ContactsI unscrewed the two small electrical terminals and the screws holding the end cap of the solenoid, and carefully removed the cover. The brass contacts were very badly pitted, telling me that a good contact was no longer being made. I cleaned everything until the contacts gleamed, then I scrubbed the inside of the end cap. I greased the piston and oiled the lever arm and pinion shaft with waterproof lithium grease.

When the starter key or button is activated, an electro/magnetic field is created in the solenoid, causing the piston to retract against the spring and throw the pinion gear with great force into mesh with the flywheel. At the end of its travel the piston also pushes the contacts together, transmitting the full voltage from the battery into the starter.

After replacing the solenoid on the motor, it can be tested by applying a 12-volt current to the small terminal, and a return, whereupon the pinion gear should shoot forward on the shaft. Warning. Do not connect the heavy-duty battery wire to the solenoid during this test, or the starter will also activate and could easily jump out of a vice.

Starter body:

I next withdrew the two long screws from the rear of the starter casing and removed the backing plate. This revealed an unbelievable mass of sludge and grime covering the four brushes and the commutator. Some of it was so heavily encased as to refuse to be dislodged, even after prodding with a screwdriver, other parts dropped out in chunks of solid earth. It was quite remarkable that the starter had worked at all after the flooding.
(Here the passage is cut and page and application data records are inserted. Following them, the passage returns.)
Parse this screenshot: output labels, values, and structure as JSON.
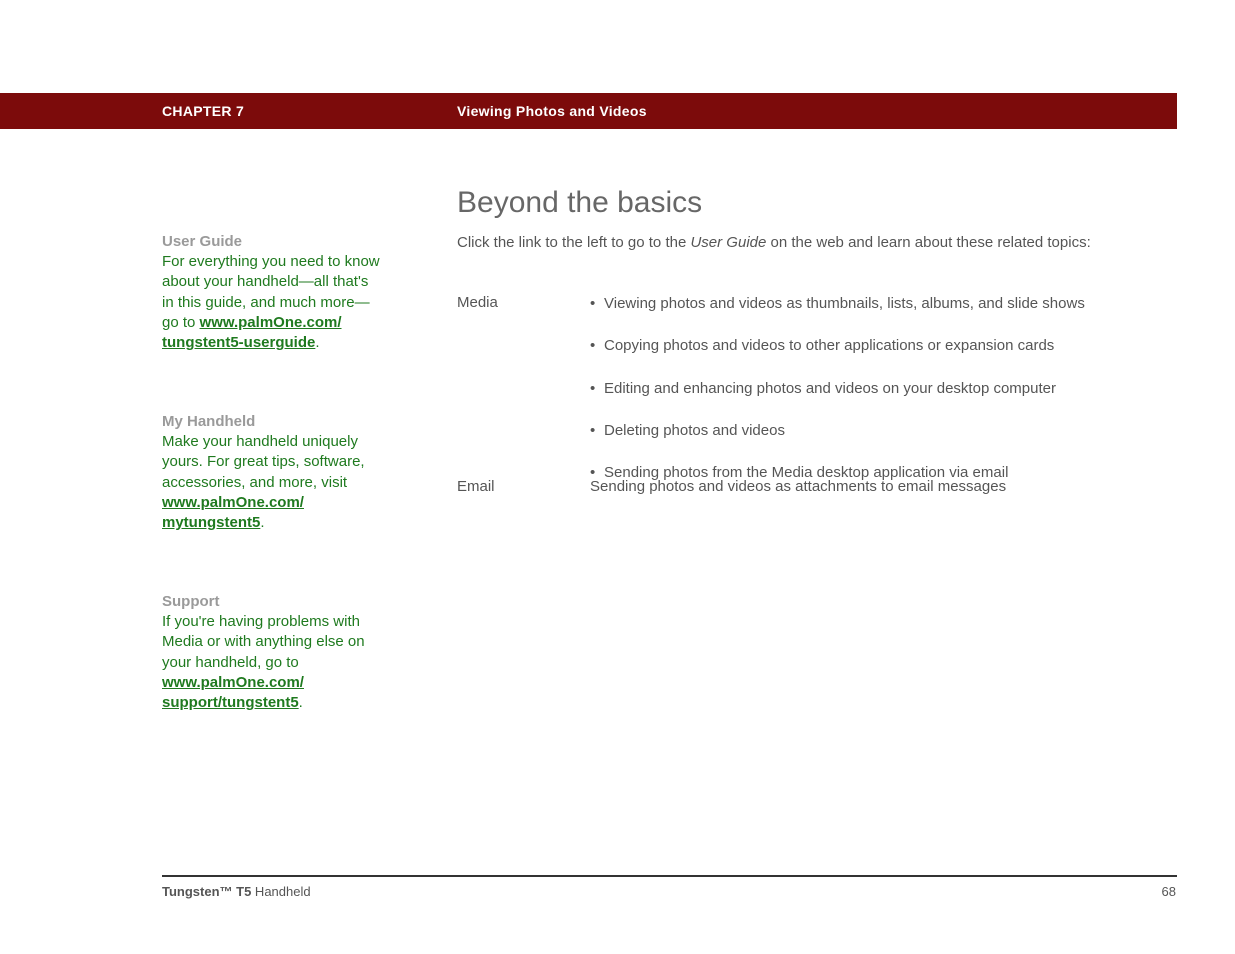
{
  "header": {
    "chapter_label": "CHAPTER 7",
    "chapter_title": "Viewing Photos and Videos"
  },
  "heading": "Beyond the basics",
  "intro": {
    "prefix": "Click the link to the left to go to the ",
    "emph": "User Guide",
    "suffix": " on the web and learn about these related topics:"
  },
  "sidebar": [
    {
      "title": "User Guide",
      "text_before": "For everything you need to know about your handheld—all that's in this guide, and much more—go to ",
      "link_line1": "www.palmOne.com/",
      "link_line2": "tungstent5-userguide",
      "text_after": "."
    },
    {
      "title": "My Handheld",
      "text_before": "Make your handheld uniquely yours. For great tips, software, accessories, and more, visit ",
      "link_line1": "www.palmOne.com/",
      "link_line2": "mytungstent5",
      "text_after": "."
    },
    {
      "title": "Support",
      "text_before": "If you're having problems with Media or with anything else on your handheld, go to ",
      "link_line1": "www.palmOne.com/",
      "link_line2": "support/tungstent5",
      "text_after": "."
    }
  ],
  "topics": {
    "media": {
      "label": "Media",
      "items": [
        "Viewing photos and videos as thumbnails, lists, albums, and slide shows",
        "Copying photos and videos to other applications or expansion cards",
        "Editing and enhancing photos and videos on your desktop computer",
        "Deleting photos and videos",
        "Sending photos from the Media desktop application via email"
      ]
    },
    "email": {
      "label": "Email",
      "text": "Sending photos and videos as attachments to email messages"
    }
  },
  "footer": {
    "product_bold": "Tungsten™ T5",
    "product_rest": " Handheld",
    "page": "68"
  }
}
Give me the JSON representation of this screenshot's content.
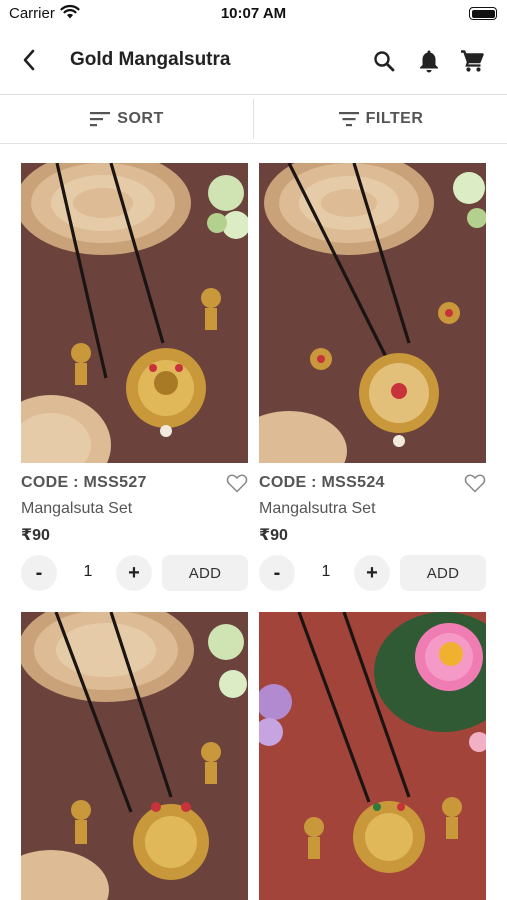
{
  "status_bar": {
    "carrier": "Carrier",
    "time": "10:07 AM"
  },
  "header": {
    "title": "Gold Mangalsutra",
    "icons": [
      "back-arrow-icon",
      "search-icon",
      "bell-icon",
      "cart-icon"
    ]
  },
  "toolbar": {
    "sort_label": "SORT",
    "filter_label": "FILTER"
  },
  "colors": {
    "brown_background": "#6b433c",
    "red_background": "#a3443a",
    "gold": "#c9983a",
    "wood": "#d8b48d",
    "button_gray": "#f1f1f1"
  },
  "products": [
    {
      "code": "CODE : MSS527",
      "name": "Mangalsuta Set",
      "price": "₹90",
      "qty": "1",
      "add_label": "ADD",
      "minus_label": "-",
      "plus_label": "+"
    },
    {
      "code": "CODE : MSS524",
      "name": "Mangalsutra Set",
      "price": "₹90",
      "qty": "1",
      "add_label": "ADD",
      "minus_label": "-",
      "plus_label": "+"
    },
    {
      "code": "",
      "name": "",
      "price": "",
      "qty": "",
      "add_label": "",
      "minus_label": "",
      "plus_label": ""
    },
    {
      "code": "",
      "name": "",
      "price": "",
      "qty": "",
      "add_label": "",
      "minus_label": "",
      "plus_label": ""
    }
  ]
}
The hardened muck took some removal. I first sprayed the inside with degreasing liquid, then washed it out with a strong jet of water from a hose- three times. (Cleaning the inside), then dried it all out with a heat gun.

Sanding commutatorI decided to remove the armature from inside the outer casing to inspect the windings. This was done by holding the casing in the vice and pulling the armature out.

The brushes remained attached to the outer casing, and the commutator slid off them. The windings inside seemed quite clean. No doubt due to the dousing it had received beforehand. I mounted the armature in the vice, with soft jaws installed, then rotated a strip of 400 grit sandpaper around the commutator until the brass gleamed. The armature windings were then cleaned and the end bearing and throw lever greased.

Brush spacingBefore I could reinstall the armature, I first had to hold the four brushes apart in the body, so the commutator would slide between them. This was very easy to do with two small slivers of wood, wedged between the pair of arms on the brushes. When the armature was fully installed, I just pulled the bits of wood out and the brushes seated perfectly on the commutator. Then I replaced the end cap and screws.Starter test

My big vice held the starter securely, so I decided to make a bench test of the whole operation. Using a car battery I clipped jumper cables to the larger positive solenoid terminal and the negative to the starter body. Nothing happened until I held a second, thinner wire to the terminal which normally carries the starter wire. The pinion gear flew forward and the motor instantly began spinning furiously. On removing the green wire the motor died and the Bendix Drive retracted the pinion gear

A final touch was to repaint the whole assembly black, and I have myself an (almost) new starter motor. It has now performed perfectly on multiple starts, even when the battery was low, and it is a reassuring feeling to know the engine will start at the push of a button.


Starter motor header